Top of DATA PROVIDED

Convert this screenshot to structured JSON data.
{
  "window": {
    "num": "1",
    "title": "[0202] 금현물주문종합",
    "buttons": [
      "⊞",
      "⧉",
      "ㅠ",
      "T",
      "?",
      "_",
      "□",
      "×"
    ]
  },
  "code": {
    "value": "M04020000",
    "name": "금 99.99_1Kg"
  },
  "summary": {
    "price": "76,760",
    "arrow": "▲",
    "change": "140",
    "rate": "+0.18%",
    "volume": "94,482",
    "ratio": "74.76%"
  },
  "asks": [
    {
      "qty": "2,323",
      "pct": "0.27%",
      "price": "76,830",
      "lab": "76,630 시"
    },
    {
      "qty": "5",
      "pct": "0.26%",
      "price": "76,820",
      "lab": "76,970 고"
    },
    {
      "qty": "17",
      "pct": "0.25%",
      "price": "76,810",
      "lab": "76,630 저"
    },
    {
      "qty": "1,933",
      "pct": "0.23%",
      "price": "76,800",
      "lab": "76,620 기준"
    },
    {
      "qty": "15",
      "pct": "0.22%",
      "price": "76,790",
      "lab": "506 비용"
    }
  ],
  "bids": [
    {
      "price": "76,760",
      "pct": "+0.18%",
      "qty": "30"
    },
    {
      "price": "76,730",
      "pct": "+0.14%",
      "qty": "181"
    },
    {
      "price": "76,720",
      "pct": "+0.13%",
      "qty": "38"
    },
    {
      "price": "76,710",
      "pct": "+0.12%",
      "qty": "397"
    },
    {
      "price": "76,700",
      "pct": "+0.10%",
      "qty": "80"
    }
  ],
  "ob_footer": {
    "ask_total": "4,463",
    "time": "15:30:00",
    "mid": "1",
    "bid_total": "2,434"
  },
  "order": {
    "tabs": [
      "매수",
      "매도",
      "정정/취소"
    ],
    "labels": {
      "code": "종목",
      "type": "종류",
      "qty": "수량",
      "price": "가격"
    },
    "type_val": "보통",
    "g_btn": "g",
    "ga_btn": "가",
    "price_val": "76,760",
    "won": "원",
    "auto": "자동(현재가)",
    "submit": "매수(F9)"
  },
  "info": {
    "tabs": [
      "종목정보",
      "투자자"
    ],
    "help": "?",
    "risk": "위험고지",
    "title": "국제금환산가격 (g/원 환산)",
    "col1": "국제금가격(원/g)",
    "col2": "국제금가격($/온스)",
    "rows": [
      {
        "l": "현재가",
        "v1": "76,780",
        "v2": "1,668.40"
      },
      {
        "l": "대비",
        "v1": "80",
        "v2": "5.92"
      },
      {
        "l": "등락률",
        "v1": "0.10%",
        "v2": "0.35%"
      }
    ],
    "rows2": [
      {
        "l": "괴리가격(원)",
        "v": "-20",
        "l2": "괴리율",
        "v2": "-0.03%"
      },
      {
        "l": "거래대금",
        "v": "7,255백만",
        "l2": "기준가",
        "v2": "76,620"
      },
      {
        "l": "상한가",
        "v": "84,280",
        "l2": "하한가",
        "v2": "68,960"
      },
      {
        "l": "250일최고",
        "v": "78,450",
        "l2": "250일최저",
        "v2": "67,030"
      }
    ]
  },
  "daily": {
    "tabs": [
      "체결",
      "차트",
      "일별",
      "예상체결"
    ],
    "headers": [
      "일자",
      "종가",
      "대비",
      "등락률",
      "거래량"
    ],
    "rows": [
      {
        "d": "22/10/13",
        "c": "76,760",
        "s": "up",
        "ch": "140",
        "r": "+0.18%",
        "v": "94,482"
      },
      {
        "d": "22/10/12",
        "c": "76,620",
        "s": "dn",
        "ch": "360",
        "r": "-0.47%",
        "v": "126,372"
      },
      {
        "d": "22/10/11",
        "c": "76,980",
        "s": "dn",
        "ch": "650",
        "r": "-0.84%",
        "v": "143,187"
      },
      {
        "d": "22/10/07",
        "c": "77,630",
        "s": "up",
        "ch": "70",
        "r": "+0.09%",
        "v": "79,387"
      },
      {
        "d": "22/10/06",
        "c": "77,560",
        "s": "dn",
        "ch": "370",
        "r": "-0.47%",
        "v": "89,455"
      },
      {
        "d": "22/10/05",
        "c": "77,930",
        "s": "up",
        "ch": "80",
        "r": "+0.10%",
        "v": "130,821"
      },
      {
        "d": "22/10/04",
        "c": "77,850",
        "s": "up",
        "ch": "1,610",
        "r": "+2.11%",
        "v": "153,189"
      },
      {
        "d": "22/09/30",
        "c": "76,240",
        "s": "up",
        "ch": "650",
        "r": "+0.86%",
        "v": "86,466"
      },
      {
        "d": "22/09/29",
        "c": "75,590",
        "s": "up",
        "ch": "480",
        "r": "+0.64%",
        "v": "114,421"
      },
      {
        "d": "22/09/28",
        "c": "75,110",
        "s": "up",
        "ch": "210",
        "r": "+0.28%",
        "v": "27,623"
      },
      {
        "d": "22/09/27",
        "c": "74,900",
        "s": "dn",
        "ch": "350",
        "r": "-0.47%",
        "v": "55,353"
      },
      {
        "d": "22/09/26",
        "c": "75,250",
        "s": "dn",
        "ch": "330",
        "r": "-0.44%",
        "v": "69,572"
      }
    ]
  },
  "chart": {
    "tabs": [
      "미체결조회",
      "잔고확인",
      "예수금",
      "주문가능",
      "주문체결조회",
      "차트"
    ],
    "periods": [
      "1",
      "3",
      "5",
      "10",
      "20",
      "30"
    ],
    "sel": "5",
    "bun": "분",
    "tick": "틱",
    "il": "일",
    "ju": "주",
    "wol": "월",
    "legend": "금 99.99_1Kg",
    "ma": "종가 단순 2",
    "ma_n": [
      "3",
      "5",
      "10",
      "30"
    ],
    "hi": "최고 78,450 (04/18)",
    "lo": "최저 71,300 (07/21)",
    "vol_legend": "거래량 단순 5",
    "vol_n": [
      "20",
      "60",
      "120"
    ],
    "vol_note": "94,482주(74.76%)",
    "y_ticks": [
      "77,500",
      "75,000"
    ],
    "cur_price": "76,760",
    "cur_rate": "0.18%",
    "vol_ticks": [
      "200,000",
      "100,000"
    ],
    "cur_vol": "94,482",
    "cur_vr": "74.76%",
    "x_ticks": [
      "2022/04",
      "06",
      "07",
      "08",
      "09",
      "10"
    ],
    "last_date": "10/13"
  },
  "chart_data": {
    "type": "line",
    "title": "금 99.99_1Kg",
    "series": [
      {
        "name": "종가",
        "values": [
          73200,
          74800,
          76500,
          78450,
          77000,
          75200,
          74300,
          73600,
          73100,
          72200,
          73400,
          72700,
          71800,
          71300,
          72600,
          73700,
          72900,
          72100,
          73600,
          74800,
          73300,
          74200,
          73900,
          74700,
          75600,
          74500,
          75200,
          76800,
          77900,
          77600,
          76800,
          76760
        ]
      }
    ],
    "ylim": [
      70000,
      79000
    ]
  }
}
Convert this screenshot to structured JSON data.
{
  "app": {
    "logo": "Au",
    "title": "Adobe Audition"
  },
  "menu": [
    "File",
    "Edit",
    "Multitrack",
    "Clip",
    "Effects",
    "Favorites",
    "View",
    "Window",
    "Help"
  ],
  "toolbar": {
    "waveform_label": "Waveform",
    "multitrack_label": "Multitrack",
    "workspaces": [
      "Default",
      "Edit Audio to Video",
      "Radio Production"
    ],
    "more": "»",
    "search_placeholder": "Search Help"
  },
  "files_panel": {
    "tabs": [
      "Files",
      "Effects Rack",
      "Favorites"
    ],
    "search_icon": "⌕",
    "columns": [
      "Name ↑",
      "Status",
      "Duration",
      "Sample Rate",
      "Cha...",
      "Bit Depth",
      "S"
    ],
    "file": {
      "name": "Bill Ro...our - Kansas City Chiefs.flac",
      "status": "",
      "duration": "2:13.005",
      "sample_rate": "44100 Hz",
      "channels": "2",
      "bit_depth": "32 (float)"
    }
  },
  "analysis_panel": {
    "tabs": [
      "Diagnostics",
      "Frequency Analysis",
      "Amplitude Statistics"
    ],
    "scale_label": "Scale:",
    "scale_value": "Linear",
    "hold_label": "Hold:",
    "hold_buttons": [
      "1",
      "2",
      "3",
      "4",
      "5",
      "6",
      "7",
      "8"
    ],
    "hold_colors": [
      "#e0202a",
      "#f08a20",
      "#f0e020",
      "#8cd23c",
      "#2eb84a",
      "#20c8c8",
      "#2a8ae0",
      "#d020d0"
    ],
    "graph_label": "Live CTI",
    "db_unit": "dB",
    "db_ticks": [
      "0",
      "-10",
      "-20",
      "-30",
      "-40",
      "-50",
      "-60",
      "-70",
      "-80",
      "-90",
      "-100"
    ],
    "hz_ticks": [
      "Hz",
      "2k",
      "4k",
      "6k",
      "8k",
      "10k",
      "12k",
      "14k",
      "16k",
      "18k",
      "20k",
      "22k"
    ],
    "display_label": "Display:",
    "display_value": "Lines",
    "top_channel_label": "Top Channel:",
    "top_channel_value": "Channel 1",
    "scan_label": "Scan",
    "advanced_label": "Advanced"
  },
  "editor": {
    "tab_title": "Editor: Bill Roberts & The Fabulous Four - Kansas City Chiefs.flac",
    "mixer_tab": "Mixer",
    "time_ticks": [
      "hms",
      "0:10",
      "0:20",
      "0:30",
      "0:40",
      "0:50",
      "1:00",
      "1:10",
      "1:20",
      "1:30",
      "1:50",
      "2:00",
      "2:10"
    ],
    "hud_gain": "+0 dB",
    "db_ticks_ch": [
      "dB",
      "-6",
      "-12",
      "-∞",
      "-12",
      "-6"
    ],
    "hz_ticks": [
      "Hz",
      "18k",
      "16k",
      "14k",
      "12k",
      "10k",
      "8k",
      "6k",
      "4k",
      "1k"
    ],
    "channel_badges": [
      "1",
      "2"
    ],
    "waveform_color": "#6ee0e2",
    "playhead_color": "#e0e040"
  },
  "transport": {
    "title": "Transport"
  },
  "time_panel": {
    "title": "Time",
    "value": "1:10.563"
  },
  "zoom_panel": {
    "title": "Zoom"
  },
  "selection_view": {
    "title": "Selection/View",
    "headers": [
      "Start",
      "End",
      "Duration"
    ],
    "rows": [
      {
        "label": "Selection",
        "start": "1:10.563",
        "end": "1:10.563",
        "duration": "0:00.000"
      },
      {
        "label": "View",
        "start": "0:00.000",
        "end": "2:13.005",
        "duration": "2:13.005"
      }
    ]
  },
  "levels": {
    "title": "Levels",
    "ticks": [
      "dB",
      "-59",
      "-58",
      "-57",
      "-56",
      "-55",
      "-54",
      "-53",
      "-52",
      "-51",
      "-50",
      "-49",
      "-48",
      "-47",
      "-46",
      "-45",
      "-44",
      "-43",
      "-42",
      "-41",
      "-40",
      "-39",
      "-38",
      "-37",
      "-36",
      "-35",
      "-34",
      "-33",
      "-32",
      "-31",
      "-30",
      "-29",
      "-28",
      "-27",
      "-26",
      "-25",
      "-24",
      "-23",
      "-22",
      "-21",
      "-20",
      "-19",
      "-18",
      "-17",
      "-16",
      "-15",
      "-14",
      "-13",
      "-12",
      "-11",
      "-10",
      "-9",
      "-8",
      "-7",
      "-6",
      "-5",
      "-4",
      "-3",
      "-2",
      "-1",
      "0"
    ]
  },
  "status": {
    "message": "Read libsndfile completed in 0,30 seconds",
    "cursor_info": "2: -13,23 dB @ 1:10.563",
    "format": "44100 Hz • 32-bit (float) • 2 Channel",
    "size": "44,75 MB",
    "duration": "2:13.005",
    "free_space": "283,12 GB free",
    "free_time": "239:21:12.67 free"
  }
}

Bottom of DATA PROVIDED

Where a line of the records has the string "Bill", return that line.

SOLUTION TO THIS PROBLEM
      "name": "Bill Ro...our - Kansas City Chiefs.flac",
    "tab_title": "Editor: Bill Roberts & The Fabulous Four - Kansas City Chiefs.flac",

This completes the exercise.